With summer approaching, it’s that time of year when many families venture out into the great outdoors for a little camping. Getting some R & R while also getting in touch with nature has many health benefits, but it’s also important to safeguard your health and your spine to ensure you get the most enjoyment out of your trip.
- Backpacks – When possible, pack your belongings in multiple smaller bags, rather than one large, heavy pack that may put your back at risk when lifting or carrying it. Use ergonomic, internal-frame backpacks with supportive, cushioned straps (fitted in the store by a professional to best fit your spine) when possible to carry your gear, and use the shoulder straps and waist harness as the pack was designed to be used (ie. not carrying a bag on one shoulder and ignoring the waist harness). Also, ask the professional in the store for tips on the best ways to pack your backpack (ie. heavy items at the bottom, no hard or sharp objects near your back, etc.).
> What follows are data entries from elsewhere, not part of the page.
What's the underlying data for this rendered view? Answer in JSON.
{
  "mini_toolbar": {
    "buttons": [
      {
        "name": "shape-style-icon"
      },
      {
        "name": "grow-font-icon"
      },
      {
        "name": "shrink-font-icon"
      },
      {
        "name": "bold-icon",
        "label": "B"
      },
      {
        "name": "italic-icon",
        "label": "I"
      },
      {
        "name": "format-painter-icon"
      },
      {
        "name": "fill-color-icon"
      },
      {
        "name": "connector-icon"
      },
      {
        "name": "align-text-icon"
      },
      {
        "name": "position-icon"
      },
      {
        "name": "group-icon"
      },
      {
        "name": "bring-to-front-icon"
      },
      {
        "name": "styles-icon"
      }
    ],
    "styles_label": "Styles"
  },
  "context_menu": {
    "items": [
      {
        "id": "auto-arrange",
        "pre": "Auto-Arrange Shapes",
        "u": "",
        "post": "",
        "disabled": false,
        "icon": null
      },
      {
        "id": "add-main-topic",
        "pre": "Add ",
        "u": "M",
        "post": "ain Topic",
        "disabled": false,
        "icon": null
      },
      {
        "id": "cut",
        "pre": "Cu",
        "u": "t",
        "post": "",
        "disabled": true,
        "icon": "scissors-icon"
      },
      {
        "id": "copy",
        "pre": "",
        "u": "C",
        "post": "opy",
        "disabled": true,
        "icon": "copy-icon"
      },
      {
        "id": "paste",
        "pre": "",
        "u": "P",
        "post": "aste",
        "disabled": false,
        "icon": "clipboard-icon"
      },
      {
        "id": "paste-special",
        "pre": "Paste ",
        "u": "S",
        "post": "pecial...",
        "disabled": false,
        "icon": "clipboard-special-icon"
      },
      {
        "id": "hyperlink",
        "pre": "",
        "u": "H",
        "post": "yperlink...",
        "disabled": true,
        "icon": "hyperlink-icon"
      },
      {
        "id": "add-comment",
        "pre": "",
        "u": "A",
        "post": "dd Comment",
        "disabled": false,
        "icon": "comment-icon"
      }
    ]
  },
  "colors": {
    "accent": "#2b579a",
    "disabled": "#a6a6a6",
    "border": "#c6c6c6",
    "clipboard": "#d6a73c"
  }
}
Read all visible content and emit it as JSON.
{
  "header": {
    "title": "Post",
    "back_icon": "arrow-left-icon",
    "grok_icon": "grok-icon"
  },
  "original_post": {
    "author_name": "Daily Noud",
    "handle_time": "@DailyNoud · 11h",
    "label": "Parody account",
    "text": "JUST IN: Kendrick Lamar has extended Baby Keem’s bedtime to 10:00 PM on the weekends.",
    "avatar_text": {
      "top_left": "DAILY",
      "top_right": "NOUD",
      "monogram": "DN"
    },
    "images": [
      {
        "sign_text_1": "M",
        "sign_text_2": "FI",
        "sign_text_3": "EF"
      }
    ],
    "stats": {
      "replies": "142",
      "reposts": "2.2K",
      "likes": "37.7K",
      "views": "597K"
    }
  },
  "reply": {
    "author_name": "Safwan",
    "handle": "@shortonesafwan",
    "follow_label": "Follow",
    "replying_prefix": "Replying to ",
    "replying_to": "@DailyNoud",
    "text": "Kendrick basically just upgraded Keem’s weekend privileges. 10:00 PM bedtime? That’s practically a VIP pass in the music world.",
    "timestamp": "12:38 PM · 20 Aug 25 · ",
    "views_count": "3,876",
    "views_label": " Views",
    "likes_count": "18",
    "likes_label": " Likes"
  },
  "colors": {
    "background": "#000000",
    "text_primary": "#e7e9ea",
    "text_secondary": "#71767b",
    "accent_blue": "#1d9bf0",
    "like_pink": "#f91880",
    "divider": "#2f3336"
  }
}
- Stretch – During a long drive, or if hiking a long distance, stop and stretch every hour or two to prevent stiff joints and sore muscles. If you’re hiking, also ensure you have good quality, sturdy hiking shoes to support and protect your feet, as well as your ankles, knees, hips, and back/pelvis.
- When arriving at your campsite, park as close to your site as possible to decrease the distance that you have to carry your equipment.
- Remove any rocks or sticks from the tenting area before setting up your tent, and don’t put your tent up over tree roots, either.
- Mattresses – Avoid sleeping on the cold, hard ground whenever possible. Obviously, you’re probably not taking your mattress from home with you, so it’s important to find one for camping that is comfortable and supportive. Foam mattresses or air mattresses are available at most camping/outdoor stores and can provide a little cushion and support for your back. If you’re buying a new camping mattress, try to find a store that has sample mattresses available to try in the store before you purchase one.
- Pillow – If possible, bring your pillow from home, but if you’re travelling lightly, a blow-up pillow is light, reasonably supportive, and very portable. Ideally, the pillow/mattress combo will mimic your natural “at home” sleeping position as much as possible, meaning it maintains a neutral spine position (ie. if laying on your side, your spine, neck, and head are in a straight line and your knees are relatively close together…if laying on your back, don’t have a pillow that’s too thick in order to maintain the natural curve in your neck…try to avoid sleeping on your stomach). This will help to reduce the risk of having a sore or stiff neck or back when you wake up.
- Watch your posture when lifting equipment, bending, or setting up your tent. This also applies to sitting in folding camp chairs, eating, and working in different cooking positions. The more aware you are about what positions you’re putting your spine into, the more you can protect yourself during the trip.
- Ticks/insects/animals – Protect yourself against bite irritations or infections, for example from mosquitoes (West Nile Virus) or ticks (Lyme Disease), by knowing in advance what insects or possible diseases have been reported in your camping area, and then by using insect repellents, wearing protective clothing, and checking yourself and your family members for bites. And never feed wild animals or try to attract them to your campsite. You can never know if they carry disease, or if they may attack someone in your group for food or in fear.
- Sunscreen – Protect your skin while camping, not only to reduce the risk of a painful sunburn, but also for the long-term negative effects (ie. increased risk of melanoma, or skin cancer, early signs of aging, etc.). Avoid being in the sun during the peak intensity hours (midday), cover up with clothing, and use sunscreen regularly. For more information on choosing a good sunscreen, click here.
- Pre-trip or post-trip chiropractic treatment – If you’re already dealing with a nagging back or neck issue, odds are it won’t get better with sleeping on the ground. A pre-trip treatment can correct any spinal misalignments and get you in top shape to get the most enjoyment from your camping trip. Or, if you rather, checking in with your chiropractor after your trip can make sure a small problem you picked up from camping doesn’t linger or grow into something worse after you get back home.
None of this is meant to scare you or discourage you from enjoying Mother Nature this summer. In fact, it’s quite the opposite. Information is power, and the more you know about camping safely, the more you can maximize your enjoyment by staying healthy during your travels. For additional information on outdoor safety, please check this website. And for more motivation on why you should consider a camping vacation this summer, here’s an great article on “7 Surprising Health Benefits of Camping.” Coincidentally, one of the benefits is “Strengthened Family Bonds,” which, as we discussed in our last blog post on Blue Zones, is one of the keys to living longer.
As always, for more information on camping safely, or for a pre- or post-trip chiropractic treatment, please don’t hesitate to contact us. Happy camping!